This example is intentionally simplistic. The goal here is to show the way to mock such scenarios where it is out of the developer’s hands to refactor the code in such a way as to allow for wrapping the class with a proxy or even replacing it with an interface.
In JustMock it is possible to mock a member regardless of its instance. This is of course limited to the particular context defined by the developer of the test so as to not lead to side effects, and everything behaves as expected.
The mechanism for forward mock a dependency is by using the IgnoreInstance() method when arranging the behavior of the mock. This instructs the profiler to replace calls to that method on instances in the call chain with the mocked call.
In order to assert that ValidateUser method is called, I wrote the following specification:
This works great under most cases. However, if LoginService throws an exception inside its constructor (as in our example service implementation) or the constructor is executing code that is interfering with the test (such as open a database connection) then the above specification will fail.
The good news is that JustMock has you covered. Instead of creating a new instance of your service, you create a Mock of your concrete type and mark the constructor as mocked. This will then bypass and code in the constructor of the mocked type, and your test will work as expected.

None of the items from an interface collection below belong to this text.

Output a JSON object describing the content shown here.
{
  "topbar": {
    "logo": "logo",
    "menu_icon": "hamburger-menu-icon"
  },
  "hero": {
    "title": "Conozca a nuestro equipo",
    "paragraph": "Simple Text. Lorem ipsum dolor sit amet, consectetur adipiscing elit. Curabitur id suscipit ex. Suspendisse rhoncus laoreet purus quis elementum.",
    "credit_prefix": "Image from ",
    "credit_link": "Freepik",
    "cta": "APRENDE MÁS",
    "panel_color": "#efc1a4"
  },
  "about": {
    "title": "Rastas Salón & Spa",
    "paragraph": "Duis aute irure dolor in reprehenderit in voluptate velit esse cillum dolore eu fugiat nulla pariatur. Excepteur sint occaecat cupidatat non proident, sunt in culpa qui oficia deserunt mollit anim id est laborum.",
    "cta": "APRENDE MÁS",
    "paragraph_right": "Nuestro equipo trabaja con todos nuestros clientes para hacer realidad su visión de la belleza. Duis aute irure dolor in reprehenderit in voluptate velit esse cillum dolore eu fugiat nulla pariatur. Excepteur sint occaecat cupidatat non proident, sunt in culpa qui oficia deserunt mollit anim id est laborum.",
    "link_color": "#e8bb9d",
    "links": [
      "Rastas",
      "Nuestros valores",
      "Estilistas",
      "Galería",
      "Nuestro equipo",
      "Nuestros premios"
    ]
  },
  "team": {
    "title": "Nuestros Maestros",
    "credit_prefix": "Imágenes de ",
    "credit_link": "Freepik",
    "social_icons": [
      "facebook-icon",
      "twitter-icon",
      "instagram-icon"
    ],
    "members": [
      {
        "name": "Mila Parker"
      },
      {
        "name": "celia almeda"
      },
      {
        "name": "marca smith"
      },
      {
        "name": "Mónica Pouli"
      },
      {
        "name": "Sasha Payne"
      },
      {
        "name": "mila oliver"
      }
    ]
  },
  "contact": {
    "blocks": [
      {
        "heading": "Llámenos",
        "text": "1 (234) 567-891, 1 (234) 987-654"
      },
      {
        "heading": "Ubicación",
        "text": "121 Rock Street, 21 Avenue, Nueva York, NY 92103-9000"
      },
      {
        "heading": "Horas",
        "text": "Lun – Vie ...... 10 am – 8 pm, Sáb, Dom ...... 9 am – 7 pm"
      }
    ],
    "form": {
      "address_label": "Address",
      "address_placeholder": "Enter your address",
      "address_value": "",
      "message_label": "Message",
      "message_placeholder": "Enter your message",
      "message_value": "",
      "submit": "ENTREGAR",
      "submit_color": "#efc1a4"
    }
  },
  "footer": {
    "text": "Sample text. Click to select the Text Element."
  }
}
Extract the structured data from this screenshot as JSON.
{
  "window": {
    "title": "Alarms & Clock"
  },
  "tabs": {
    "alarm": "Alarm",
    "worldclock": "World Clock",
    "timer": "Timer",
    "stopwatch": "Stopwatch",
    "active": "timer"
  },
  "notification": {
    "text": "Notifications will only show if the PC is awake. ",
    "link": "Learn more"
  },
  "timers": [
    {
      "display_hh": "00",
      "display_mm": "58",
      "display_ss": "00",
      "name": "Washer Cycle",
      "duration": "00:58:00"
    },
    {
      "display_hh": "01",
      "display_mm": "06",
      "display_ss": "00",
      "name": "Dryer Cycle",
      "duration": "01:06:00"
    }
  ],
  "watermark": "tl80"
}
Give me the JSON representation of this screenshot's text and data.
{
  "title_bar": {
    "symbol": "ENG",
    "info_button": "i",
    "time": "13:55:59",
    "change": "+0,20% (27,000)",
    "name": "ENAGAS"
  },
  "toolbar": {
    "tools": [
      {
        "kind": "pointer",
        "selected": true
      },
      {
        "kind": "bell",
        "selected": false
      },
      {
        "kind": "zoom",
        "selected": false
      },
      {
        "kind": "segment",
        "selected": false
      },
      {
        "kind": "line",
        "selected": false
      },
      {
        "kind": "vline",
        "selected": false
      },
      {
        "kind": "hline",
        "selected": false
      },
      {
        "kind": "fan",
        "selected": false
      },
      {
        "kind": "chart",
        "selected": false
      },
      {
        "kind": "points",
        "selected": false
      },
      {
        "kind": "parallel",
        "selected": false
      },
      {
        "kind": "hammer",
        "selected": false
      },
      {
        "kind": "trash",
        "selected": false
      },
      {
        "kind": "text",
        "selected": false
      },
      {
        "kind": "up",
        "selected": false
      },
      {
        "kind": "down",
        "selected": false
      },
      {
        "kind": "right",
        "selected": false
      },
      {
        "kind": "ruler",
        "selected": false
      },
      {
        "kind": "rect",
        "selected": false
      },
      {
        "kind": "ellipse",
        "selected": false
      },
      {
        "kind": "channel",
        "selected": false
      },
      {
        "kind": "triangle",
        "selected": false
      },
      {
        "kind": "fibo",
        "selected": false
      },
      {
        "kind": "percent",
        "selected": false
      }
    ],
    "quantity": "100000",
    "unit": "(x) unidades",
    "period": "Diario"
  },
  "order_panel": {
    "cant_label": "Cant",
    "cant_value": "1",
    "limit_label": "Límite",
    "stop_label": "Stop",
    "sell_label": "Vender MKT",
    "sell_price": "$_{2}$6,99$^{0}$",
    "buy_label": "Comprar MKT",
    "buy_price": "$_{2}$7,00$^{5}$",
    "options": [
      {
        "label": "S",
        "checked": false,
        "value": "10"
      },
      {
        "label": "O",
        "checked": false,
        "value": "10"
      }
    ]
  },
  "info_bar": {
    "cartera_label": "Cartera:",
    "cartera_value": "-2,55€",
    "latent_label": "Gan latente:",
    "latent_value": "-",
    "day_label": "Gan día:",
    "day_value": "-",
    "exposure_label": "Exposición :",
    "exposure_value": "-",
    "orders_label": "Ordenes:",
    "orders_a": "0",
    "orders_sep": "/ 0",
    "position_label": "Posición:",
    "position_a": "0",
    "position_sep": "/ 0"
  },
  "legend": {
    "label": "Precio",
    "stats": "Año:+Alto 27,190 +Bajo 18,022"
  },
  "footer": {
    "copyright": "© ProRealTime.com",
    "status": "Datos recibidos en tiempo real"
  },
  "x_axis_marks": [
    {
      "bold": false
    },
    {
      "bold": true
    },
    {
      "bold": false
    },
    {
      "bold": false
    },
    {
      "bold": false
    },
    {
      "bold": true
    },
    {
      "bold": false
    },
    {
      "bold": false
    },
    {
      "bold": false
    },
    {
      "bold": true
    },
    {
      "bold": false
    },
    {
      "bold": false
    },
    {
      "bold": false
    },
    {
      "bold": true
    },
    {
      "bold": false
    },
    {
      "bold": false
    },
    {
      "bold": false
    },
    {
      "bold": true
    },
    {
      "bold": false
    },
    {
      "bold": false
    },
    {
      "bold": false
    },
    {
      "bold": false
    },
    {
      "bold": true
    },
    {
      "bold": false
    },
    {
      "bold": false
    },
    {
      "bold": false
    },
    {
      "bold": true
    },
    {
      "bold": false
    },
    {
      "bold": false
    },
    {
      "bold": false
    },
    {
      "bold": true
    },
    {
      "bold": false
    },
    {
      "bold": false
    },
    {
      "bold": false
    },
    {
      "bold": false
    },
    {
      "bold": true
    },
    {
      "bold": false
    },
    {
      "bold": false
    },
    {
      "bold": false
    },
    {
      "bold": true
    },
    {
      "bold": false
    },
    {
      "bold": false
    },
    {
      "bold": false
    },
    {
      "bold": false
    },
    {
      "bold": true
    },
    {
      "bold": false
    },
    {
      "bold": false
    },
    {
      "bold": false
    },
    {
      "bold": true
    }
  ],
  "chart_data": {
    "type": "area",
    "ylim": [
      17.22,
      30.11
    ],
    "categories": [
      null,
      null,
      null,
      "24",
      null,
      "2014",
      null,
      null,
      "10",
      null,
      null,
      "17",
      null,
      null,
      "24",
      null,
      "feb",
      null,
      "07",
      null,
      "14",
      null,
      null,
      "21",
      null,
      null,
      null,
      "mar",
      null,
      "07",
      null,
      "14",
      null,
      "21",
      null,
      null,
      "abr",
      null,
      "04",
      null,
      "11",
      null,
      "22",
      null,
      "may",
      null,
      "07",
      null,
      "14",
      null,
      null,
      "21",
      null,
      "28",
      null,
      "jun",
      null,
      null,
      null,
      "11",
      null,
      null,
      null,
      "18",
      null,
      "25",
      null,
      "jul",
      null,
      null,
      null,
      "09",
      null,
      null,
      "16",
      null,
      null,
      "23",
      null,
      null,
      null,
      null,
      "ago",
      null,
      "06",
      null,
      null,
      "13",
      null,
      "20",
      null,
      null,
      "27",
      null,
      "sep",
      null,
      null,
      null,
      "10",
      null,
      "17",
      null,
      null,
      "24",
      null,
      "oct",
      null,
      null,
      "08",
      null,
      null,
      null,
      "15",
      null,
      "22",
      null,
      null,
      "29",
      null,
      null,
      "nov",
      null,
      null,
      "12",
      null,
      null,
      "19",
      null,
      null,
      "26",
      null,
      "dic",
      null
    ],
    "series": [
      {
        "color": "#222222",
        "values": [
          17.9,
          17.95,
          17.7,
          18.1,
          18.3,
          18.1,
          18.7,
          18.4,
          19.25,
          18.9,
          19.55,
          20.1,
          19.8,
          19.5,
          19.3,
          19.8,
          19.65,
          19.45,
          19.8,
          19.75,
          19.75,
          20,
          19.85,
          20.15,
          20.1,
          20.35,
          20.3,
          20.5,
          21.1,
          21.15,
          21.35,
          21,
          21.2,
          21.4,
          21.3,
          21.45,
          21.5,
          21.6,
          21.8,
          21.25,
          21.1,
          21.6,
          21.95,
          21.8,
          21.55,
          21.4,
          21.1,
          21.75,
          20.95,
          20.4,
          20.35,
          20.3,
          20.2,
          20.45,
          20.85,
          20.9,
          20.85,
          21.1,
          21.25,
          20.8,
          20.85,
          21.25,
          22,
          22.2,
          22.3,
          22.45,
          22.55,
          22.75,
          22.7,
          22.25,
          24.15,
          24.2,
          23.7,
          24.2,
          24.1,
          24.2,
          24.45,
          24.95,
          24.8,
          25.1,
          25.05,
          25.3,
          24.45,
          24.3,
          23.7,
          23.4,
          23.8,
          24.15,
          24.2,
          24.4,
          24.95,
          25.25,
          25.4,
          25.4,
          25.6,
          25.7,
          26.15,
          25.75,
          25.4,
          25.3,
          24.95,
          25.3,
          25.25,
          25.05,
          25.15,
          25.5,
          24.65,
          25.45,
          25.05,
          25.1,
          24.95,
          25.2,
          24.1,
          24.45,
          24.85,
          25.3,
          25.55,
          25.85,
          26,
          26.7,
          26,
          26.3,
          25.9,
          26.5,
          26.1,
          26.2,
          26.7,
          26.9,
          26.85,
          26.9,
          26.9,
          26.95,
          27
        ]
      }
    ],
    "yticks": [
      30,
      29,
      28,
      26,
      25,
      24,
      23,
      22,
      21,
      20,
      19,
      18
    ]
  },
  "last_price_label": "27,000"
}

My updated specification is shown in the next code listing:
This will make the test green as I have wanted.
Although sending instance via Dependency Injection is considered a much better way of handling dependencies (see this post by my coworker Phil Japikse on Why SOLID Matters), it is a simple fact that you will have to work with code that is not perfect and clean. In that regard JustMock can save your day and help you deliver more than expected.